We are now considering that report and are developing a number of actions as a result to make some improvements to ensure we continue to provide the best quality of care for our patients.
We deliver 10,000 babies each year and would like to reassure families about the safety of maternity services at our hospitals, but if any expectant mother has a concern they can contact their designated midwife to discuss this.
Seven babies and three mums have died in two Greater Manchester maternity units in just eight months – sparking an independent investigation.
Bosses at Royal Oldham and North Manchester General hospitals called in outside experts to review the departments in light of the 10 tragedies.
It is understood the deaths took place between December 2013 and July last year – with four babies and two mums dying at Oldham, and three babies and one mother dying at North Manchester.
"We are making significant improvements".
That's the message from Karen James, Interim Chief Executive, Tameside General Hospital in response to a critical report by CQC inspectors who found the trust was still failing to meet 8 out of 11 key national standards.
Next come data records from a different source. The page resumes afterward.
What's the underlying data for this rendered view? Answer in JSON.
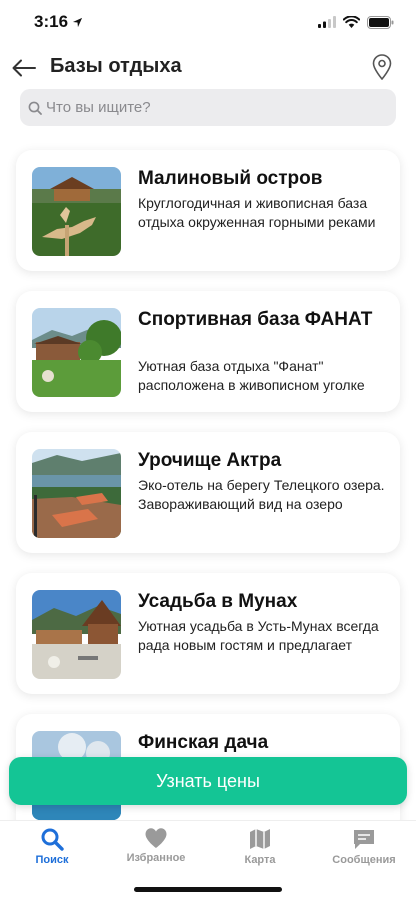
{
  "status_bar": {
    "time": "3:16"
  },
  "header": {
    "title": "Базы отдыха"
  },
  "search": {
    "placeholder": "Что вы ищите?"
  },
  "places": [
    {
      "title": "Малиновый остров",
      "description": "Круглогодичная и живописная база отдыха окруженная горными реками"
    },
    {
      "title": "Спортивная база ФАНАТ",
      "description": "Уютная база отдыха \"Фанат\" расположена в живописном уголке"
    },
    {
      "title": "Урочище Актра",
      "description": "Эко-отель на берегу Телецкого озера. Завораживающий вид на озеро"
    },
    {
      "title": "Усадьба в Мунах",
      "description": "Уютная усадьба в Усть-Мунах всегда рада новым гостям и предлагает"
    },
    {
      "title": "Финская дача",
      "description": ""
    }
  ],
  "cta": {
    "label": "Узнать цены"
  },
  "tabs": [
    {
      "label": "Поиск",
      "icon": "search-icon",
      "active": true
    },
    {
      "label": "Избранное",
      "icon": "heart-icon",
      "active": false
    },
    {
      "label": "Карта",
      "icon": "map-icon",
      "active": false
    },
    {
      "label": "Сообщения",
      "icon": "chat-icon",
      "active": false
    }
  ],
  "colors": {
    "accent": "#14c595",
    "active_tab": "#1e6fd9",
    "inactive_tab": "#9a9a9a"
  }
}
The Trust says it has already started recruiting 60 nurses and compassion is at the heart of what they do.